Nothing tastes like summer like fresh peaches! Beginning mid to late July, they are in season here in Ohio. Families all across Amish country will buy them by the bushel and either can or freeze them.
Whether you can them or eat them fresh, you’ll want to start out with quality fruit. Here are a few tips for buying peaches.
Selecting your fruit
When shopping for peaches, be very picky. You’ll want to make sure the fruit is soft but not bruised. While bruised peaches spoil quickly, peaches that are hard will never ripen correctly and are not as tasty. To save yourself both grief and work, be sure to select free-stone varieties – “cling” peaches do not lift off the stone easily and will be harder to slice. Red Haven is the variety of choice but there are many good options for eating and “putting away.”
If you plan to can or freeze your peaches, try to ask for varieties that do not turn brown when sliced. Although the peaches may taste OK, they won’t retain the beautiful yellow color they had when fresh. If you’re not sure what kind of peaches you have, just coat your sliced peaches with an acid, such as lemon juice or orange juice. The acid helps the peaches look fresh and yellow until you eat them next winter.
It’s fine to store peaches in your refrigerator, but be sure to store them side-by-side. Stacking peaches will cause them to bruise and get mushy. Before eating fresh peaches, remove them from the refrigerator to warm up. Peaches at room temperature seem to have better taste than those straight out of the frig.
If you do happen to buy some peaches that aren’t ripe (a ripe peach should be soft but not mushy), just lay them out in one layer on your kitchen counter. They’ll ripen up naturally in a day or so.
Where to buy peaches
In Walnut Creek, Hillcrest Orchard is one place that raises their own peaches (50 acres of peach and apple trees) and they pick them only when they are ripe. Peaches will be available there by August 1.
Another option is at our local livestock auctions, such as Farmerstown (Tuesday), Mount Hope (Wednesday) or Kidron (Thursday). You’ll find multiple vendors there with peach varieties such as Harvestor, Contender, Red Haven and the later varieties of “white” peaches. If you are in the market for large lots of fruit, check out the Farmer’s Produce Auction in Mount Hope on Tuesday, Thursday and Friday.

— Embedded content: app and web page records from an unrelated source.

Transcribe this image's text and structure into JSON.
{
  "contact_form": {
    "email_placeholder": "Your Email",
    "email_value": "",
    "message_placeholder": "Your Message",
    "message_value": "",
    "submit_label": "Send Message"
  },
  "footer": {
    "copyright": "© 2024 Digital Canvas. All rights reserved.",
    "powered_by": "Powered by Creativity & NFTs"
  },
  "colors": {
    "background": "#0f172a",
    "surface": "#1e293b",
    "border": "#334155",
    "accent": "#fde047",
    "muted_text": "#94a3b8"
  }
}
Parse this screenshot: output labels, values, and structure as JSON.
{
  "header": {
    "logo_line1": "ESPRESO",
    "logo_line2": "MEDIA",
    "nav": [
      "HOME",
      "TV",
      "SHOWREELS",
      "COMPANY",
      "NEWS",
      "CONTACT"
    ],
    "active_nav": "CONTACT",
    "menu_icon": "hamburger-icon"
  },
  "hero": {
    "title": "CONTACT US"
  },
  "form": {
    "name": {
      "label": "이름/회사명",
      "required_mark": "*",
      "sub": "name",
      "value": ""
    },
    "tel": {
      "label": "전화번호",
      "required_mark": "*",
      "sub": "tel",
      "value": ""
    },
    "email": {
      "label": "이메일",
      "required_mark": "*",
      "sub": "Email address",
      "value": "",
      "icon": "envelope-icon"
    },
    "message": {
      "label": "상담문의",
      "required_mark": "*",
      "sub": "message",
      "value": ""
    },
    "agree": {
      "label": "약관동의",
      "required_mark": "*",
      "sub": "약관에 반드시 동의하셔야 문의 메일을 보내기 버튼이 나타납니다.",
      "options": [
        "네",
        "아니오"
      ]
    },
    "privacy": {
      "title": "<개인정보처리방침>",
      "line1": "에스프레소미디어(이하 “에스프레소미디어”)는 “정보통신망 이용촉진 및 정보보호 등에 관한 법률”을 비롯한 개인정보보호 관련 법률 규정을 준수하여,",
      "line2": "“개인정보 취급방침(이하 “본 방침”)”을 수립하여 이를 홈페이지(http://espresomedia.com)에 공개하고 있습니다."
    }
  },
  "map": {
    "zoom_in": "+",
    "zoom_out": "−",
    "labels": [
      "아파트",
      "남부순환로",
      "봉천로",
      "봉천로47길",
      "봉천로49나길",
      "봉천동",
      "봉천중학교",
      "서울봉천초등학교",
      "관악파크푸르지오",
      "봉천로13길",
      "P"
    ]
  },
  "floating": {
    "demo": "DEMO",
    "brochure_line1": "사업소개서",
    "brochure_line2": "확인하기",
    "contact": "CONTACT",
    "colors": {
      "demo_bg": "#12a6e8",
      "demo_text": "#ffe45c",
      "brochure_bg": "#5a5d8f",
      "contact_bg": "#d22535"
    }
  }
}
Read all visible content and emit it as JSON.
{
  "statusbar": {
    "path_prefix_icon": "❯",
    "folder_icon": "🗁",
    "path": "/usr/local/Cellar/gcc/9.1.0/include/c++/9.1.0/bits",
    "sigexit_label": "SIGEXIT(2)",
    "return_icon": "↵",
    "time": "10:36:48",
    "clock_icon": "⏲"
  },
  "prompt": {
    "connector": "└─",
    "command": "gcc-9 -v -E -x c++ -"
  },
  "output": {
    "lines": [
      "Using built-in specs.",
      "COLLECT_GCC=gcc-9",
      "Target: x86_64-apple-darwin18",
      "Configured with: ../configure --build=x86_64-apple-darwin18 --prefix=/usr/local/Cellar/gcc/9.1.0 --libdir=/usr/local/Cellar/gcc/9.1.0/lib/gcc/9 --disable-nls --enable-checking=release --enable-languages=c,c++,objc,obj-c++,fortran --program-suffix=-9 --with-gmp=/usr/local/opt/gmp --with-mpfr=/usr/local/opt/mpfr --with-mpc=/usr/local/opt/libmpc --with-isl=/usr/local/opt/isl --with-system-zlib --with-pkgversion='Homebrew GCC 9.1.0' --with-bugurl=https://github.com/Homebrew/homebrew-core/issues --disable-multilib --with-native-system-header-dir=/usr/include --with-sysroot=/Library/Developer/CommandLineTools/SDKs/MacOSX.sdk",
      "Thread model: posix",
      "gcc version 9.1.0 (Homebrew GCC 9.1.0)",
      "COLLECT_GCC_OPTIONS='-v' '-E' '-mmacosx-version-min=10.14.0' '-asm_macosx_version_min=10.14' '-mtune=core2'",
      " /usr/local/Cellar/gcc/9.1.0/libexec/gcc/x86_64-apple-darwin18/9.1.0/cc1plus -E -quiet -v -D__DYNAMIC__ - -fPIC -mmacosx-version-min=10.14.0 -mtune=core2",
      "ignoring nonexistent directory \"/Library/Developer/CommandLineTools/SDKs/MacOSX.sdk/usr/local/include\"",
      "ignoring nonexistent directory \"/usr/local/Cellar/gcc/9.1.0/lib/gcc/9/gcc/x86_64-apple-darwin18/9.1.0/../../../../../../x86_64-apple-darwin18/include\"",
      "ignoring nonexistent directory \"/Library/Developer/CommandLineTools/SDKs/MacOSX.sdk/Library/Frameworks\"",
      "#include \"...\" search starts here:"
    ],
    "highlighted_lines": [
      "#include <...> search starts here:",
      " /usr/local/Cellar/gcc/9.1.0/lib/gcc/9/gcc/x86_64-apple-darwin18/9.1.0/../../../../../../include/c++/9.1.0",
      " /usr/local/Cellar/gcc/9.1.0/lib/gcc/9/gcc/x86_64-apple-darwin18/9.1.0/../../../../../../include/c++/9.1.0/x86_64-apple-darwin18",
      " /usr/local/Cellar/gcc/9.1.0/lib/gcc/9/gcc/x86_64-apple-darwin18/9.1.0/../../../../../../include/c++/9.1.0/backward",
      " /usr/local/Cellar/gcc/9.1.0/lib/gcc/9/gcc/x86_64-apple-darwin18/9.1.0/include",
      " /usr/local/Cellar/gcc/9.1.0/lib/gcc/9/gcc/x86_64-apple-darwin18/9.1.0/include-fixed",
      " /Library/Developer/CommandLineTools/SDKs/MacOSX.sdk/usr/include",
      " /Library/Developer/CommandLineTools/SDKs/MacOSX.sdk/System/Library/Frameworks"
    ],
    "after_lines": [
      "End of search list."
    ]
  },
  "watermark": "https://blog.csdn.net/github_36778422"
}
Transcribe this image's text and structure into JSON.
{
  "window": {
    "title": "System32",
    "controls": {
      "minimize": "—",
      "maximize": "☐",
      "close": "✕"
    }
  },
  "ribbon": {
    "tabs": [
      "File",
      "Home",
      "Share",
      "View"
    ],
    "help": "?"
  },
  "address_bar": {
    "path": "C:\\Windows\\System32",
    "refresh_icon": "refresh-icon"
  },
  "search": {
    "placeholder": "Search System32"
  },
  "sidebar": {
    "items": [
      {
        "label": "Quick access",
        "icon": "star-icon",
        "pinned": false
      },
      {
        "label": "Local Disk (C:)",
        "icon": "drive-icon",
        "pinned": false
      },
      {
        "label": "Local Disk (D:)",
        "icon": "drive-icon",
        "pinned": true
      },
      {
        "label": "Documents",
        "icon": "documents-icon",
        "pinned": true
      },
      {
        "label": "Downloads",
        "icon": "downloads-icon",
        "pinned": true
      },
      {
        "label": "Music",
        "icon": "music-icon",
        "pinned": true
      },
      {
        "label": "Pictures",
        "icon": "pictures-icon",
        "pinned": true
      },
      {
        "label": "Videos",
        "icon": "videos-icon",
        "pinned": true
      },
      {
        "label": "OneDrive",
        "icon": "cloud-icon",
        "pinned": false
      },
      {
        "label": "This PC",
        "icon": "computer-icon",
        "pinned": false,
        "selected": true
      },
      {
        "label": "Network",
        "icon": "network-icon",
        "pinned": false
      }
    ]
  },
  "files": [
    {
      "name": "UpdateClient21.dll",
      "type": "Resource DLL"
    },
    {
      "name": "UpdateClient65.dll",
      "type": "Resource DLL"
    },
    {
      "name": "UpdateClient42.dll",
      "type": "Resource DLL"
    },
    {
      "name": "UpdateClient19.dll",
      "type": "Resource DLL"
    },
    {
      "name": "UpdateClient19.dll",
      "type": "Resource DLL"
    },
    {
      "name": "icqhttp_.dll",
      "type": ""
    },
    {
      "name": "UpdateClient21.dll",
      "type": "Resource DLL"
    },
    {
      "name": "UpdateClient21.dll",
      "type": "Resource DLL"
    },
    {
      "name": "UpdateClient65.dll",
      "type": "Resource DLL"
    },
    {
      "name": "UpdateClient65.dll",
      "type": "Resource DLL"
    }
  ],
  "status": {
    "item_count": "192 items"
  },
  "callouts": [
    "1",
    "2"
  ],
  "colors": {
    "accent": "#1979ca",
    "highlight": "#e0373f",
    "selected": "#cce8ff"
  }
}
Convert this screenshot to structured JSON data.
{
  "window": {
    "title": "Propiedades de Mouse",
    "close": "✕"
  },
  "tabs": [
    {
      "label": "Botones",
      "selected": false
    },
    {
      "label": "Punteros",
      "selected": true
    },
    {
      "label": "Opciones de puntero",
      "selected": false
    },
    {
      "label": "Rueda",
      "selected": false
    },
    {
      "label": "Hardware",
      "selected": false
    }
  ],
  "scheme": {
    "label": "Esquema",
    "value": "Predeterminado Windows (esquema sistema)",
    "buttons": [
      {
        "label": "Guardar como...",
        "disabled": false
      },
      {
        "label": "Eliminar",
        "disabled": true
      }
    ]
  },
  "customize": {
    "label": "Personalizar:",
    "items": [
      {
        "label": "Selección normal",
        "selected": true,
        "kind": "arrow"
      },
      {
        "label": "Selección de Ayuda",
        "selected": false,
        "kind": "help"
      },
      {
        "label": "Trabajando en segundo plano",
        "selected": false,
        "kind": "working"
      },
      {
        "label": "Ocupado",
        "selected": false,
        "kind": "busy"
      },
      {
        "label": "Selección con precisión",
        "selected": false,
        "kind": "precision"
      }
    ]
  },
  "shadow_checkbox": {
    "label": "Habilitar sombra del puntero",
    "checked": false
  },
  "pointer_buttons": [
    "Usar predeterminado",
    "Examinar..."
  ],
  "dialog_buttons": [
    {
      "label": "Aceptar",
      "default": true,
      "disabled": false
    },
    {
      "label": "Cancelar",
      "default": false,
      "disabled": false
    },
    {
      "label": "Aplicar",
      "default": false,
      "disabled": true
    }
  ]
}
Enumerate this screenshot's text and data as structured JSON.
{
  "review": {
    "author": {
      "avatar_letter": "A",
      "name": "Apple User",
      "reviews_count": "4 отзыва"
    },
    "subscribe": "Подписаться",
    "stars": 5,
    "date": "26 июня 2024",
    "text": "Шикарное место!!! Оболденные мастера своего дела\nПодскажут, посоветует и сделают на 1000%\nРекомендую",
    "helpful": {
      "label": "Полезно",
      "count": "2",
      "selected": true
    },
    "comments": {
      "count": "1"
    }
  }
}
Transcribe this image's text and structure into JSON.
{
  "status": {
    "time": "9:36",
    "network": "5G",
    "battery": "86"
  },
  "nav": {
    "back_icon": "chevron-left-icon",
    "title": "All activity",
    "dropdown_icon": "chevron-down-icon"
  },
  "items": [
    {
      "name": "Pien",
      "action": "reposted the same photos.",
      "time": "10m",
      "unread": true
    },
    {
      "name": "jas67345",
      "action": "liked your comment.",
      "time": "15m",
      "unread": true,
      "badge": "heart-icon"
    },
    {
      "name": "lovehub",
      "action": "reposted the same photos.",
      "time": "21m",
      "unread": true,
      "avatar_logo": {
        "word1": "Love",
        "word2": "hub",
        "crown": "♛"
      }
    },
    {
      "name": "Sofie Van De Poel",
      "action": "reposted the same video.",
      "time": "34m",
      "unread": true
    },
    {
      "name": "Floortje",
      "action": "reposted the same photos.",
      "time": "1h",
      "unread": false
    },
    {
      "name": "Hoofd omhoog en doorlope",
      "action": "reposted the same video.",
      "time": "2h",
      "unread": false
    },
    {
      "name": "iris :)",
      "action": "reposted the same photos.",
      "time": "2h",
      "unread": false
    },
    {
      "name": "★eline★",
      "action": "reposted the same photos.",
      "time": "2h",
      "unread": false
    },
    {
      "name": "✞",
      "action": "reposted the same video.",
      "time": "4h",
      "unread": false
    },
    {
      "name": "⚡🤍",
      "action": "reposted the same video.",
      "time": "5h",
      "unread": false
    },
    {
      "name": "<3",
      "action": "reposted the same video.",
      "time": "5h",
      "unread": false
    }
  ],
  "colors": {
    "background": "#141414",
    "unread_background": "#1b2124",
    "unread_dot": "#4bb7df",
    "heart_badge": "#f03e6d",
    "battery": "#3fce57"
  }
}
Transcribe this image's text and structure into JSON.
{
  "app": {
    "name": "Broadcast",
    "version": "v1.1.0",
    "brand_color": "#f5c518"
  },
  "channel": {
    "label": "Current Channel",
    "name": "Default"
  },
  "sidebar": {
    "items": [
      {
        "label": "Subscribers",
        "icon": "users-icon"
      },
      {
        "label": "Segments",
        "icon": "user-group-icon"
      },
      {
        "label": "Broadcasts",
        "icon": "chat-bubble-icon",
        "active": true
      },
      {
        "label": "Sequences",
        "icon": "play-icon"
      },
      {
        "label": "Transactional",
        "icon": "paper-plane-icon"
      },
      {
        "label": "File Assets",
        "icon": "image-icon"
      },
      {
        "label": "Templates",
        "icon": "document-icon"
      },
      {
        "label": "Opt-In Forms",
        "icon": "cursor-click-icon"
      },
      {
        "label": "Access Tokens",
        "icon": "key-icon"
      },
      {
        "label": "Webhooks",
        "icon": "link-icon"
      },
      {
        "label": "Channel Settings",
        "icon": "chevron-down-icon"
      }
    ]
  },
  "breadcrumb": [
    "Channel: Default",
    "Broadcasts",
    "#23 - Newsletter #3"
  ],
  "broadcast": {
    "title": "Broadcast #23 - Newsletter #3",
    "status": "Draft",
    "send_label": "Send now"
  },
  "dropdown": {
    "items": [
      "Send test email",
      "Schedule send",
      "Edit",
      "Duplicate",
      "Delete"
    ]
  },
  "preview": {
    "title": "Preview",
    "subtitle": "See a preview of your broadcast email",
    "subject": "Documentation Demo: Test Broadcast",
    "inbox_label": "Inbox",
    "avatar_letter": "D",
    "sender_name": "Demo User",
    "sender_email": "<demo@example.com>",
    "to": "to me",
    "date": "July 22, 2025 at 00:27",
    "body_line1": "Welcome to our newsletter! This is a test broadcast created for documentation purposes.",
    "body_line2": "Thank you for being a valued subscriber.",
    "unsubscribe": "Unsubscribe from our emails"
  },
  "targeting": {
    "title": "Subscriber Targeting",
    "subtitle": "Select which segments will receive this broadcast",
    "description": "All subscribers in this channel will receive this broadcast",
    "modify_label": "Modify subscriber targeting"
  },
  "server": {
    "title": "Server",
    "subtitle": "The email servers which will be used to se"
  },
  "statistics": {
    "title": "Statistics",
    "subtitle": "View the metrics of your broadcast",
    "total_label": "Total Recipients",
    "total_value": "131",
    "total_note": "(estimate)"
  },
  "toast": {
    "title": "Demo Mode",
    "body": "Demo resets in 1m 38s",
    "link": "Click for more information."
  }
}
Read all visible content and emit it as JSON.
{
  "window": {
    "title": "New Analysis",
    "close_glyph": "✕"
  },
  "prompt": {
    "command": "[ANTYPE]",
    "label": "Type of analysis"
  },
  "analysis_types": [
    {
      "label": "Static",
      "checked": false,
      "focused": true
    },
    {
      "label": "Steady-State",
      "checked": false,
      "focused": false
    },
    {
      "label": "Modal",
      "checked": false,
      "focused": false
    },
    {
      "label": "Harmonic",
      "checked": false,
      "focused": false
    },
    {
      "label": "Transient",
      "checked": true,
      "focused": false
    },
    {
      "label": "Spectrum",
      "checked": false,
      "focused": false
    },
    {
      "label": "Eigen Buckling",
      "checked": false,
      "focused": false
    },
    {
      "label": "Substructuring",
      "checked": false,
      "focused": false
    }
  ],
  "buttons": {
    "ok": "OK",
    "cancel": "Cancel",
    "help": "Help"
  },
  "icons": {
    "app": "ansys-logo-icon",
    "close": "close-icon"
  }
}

In Plain City, just west of Columbus, you’ll be able to find peaches at Yutzy’s Farm Market. They’ll be selling the varieties Contender, Red Glow and later Red Haven. All three are good for freezing and canning and are free-stone varieties.
Fresh peach pie, as the name states, is made with fresh uncooked peaches. At our Der Dutchman and Dutch Valley restaurants, pie bakers peel and slice the peaches, then cover with a homemade peachy-orange glaze. Although we can’t give you our recipe (it’s got a secret ingredient), it’s made with peach-flavored jello as its base. It’s the job of one baker to peel the peaches for all our pies – it takes nearly all day. The pies are made by filling a pre-baked pie shell and topped with whipped cream.
On the other hand, if you’d like to bake your peaches into a pie, here’s a simple Peach Cream Pie recipe that comes from our original and old-fashioned 1973 Der Dutchman Cookbook –Peach Cream Pie
From Mrs. Ben Miller
1 cup white sugar
1 cup cream
1 teaspoon cornstarch
Approximately 3 – 4 fresh peaches, depending on the size
Fill an unbaked pie crust with peeled fresh peaches. Mix the sugar, cream and cornstarch and pour mixture over the peaches in the pie shell. Bake like a custard pie.
Editor’s note: Instructions for baking a custard pie are as follows: Bake for 400 degrees for 10 to 15 minutes. Reduce heat to 350 degrees and bake for another 10 to 15 minutes or until until nicely browned on top.